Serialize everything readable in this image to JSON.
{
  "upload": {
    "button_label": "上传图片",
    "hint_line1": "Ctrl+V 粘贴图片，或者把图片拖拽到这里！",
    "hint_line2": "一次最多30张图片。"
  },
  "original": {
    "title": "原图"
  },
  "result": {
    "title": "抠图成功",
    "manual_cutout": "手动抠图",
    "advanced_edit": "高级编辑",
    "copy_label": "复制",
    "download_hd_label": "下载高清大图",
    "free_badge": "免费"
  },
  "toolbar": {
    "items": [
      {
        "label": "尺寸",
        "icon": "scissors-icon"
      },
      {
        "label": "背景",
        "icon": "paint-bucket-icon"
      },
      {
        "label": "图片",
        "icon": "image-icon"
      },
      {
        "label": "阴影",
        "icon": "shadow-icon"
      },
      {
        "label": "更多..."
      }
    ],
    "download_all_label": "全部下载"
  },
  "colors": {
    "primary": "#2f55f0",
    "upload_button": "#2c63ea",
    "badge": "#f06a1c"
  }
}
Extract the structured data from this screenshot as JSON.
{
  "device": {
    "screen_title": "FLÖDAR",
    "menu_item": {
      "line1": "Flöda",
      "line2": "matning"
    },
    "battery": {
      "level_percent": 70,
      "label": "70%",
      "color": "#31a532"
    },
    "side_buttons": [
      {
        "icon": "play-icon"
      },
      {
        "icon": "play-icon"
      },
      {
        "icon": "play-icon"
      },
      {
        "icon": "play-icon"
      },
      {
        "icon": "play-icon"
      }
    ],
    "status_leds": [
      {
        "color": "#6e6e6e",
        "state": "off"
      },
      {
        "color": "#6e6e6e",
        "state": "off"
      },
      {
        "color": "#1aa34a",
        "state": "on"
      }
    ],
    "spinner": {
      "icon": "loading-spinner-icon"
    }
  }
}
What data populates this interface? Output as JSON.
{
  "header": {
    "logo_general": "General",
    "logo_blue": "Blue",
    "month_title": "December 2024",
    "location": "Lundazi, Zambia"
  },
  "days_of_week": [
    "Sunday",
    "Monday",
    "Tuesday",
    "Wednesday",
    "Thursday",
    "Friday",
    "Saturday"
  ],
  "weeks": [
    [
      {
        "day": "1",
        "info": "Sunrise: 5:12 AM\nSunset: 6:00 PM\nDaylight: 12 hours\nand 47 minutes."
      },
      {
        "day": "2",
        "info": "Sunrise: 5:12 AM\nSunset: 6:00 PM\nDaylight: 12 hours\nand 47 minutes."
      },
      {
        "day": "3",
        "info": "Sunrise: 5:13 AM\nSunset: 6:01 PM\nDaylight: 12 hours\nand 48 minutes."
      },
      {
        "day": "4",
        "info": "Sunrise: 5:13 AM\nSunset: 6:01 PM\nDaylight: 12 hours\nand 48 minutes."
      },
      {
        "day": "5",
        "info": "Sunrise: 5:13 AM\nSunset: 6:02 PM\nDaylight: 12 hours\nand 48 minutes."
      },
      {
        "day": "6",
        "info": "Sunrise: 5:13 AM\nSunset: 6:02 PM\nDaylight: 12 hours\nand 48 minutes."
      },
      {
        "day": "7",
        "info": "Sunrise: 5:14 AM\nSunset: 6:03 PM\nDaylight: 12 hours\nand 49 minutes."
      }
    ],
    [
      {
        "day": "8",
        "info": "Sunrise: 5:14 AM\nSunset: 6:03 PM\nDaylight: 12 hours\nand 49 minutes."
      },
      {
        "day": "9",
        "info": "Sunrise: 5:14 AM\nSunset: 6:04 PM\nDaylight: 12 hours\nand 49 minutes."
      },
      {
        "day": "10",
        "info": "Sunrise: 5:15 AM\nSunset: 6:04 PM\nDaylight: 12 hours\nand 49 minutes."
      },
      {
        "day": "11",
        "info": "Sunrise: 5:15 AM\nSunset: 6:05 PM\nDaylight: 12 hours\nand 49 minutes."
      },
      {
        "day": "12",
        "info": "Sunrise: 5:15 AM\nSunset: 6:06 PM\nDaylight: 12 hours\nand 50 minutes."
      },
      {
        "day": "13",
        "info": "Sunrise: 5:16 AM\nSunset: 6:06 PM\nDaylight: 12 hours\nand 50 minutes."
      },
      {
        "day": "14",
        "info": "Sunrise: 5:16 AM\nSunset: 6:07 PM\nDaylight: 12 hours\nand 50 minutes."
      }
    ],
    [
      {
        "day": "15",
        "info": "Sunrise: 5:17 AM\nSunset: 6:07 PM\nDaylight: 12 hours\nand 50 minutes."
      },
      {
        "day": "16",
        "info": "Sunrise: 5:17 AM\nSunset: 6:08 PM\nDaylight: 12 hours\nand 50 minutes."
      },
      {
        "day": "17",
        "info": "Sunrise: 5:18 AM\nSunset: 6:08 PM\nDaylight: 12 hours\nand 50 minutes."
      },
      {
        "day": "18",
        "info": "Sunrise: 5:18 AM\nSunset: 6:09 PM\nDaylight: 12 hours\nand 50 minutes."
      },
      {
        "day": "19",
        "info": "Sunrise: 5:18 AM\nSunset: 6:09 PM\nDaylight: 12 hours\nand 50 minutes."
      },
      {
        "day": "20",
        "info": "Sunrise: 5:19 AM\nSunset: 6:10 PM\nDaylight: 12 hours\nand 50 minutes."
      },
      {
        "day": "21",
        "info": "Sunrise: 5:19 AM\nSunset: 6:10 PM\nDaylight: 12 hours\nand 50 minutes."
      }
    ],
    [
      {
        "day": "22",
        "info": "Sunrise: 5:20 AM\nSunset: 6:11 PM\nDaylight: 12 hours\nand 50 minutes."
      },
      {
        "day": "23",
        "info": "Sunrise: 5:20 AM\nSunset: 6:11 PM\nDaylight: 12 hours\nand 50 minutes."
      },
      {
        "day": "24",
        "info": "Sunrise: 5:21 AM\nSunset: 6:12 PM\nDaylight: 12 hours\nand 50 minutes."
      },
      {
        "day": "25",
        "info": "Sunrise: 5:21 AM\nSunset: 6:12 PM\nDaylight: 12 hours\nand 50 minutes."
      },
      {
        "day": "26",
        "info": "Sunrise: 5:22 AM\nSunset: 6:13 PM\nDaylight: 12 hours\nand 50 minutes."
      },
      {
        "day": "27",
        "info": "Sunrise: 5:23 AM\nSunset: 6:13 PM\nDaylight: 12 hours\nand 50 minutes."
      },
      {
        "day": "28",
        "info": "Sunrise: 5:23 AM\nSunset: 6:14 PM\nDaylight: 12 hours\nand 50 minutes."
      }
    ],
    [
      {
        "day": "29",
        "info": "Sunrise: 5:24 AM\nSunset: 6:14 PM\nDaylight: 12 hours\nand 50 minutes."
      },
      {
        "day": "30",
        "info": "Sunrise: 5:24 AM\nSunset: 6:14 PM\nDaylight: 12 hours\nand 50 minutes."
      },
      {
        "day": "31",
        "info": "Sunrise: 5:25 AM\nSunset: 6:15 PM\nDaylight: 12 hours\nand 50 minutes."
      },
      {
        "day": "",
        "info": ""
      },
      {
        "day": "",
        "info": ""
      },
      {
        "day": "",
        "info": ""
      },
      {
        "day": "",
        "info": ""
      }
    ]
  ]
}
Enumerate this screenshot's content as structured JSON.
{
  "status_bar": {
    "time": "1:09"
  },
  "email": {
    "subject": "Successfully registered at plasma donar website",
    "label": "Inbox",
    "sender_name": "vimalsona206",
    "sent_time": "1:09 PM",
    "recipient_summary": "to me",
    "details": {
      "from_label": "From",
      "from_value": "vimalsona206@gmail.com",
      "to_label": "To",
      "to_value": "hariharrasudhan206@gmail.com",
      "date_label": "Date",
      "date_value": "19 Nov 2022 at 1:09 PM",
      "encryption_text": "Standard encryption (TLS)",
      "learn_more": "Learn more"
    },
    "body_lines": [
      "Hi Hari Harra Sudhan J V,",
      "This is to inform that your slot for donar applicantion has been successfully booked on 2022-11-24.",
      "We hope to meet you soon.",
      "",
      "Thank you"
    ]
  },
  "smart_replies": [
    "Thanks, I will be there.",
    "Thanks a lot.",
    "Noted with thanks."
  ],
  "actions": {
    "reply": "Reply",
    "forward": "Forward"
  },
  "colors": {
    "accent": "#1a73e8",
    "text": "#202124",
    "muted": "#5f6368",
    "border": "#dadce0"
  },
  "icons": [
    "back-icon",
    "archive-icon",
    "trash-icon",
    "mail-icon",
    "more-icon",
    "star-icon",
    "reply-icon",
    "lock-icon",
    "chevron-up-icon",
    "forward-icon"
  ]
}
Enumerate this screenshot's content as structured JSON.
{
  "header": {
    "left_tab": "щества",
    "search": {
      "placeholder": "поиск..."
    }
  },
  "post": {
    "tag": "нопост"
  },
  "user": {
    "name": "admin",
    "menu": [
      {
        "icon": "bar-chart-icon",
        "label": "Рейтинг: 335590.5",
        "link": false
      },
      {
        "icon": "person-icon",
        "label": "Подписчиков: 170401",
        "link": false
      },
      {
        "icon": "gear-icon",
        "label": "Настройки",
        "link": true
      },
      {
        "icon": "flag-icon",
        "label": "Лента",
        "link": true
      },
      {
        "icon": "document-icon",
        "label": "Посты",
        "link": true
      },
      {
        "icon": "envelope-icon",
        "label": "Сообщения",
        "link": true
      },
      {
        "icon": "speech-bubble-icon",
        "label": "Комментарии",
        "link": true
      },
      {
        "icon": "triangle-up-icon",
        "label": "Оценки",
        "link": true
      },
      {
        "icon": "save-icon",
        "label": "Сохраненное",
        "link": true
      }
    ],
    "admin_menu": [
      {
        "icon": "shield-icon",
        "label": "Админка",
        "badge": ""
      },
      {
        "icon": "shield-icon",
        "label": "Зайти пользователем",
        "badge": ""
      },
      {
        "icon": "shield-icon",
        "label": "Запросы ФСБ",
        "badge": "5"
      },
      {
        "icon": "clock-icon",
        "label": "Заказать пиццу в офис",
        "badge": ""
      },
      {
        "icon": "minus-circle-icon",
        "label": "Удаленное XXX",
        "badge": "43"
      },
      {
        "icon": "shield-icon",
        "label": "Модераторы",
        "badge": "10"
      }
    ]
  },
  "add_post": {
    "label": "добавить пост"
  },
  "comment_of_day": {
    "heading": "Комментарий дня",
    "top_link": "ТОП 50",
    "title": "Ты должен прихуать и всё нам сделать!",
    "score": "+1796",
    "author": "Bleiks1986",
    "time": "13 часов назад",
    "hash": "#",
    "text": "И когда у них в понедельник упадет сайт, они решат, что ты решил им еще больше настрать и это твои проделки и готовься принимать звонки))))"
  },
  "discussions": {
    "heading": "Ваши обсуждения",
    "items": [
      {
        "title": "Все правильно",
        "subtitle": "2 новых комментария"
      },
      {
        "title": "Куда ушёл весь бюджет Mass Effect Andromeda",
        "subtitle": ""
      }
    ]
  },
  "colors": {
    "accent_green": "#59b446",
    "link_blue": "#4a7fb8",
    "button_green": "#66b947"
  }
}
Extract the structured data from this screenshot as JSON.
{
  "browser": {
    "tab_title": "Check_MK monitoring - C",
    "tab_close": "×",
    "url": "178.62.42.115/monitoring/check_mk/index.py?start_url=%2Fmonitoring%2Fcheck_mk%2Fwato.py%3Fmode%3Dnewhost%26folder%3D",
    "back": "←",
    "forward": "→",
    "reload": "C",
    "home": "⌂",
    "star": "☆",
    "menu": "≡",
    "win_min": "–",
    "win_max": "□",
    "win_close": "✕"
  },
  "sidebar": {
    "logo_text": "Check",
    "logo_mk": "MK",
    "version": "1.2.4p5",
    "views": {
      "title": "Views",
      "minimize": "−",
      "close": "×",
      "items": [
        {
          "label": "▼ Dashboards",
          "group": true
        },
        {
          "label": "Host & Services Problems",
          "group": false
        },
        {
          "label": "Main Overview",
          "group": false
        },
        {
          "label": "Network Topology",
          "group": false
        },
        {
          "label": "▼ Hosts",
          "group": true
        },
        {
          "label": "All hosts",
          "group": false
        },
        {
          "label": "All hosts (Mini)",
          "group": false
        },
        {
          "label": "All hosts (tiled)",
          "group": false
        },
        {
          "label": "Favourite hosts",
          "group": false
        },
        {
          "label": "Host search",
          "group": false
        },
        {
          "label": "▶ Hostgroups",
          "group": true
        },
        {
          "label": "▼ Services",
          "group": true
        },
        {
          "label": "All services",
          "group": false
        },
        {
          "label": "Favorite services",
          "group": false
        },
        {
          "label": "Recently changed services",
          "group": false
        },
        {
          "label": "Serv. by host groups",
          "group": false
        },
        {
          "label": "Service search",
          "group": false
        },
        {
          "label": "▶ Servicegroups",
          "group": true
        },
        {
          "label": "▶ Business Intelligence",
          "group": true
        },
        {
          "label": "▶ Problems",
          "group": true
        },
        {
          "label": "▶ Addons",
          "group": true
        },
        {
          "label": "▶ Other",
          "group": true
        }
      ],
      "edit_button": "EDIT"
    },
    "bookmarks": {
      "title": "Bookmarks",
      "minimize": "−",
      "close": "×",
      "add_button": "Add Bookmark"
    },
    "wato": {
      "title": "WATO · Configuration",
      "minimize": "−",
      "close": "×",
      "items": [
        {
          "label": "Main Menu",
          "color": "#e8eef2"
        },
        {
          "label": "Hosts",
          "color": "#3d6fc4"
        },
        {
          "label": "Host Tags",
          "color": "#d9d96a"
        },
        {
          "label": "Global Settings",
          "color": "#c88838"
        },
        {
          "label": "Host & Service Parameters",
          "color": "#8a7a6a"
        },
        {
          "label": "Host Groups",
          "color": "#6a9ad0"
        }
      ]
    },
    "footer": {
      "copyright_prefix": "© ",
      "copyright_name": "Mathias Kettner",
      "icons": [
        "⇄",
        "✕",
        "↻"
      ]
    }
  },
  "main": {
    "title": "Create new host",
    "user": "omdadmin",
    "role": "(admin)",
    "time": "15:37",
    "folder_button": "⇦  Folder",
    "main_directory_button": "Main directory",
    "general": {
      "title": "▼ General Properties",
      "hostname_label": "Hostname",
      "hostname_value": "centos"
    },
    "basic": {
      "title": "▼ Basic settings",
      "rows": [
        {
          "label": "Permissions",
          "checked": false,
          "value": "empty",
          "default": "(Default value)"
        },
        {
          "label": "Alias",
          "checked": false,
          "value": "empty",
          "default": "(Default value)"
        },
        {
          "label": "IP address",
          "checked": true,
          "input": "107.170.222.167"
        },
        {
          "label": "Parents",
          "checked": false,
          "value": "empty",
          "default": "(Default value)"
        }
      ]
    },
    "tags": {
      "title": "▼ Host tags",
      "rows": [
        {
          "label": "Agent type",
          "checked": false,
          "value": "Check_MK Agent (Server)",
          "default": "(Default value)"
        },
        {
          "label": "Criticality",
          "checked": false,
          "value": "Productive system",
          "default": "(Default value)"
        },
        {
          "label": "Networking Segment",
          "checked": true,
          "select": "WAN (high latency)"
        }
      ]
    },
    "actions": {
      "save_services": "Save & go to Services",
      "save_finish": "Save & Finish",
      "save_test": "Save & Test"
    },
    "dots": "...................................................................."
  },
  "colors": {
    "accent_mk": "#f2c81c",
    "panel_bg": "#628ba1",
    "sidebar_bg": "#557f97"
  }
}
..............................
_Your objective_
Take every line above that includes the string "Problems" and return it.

_Completed task_
          "label": "Host & Services Problems",
          "label": "▶ Problems",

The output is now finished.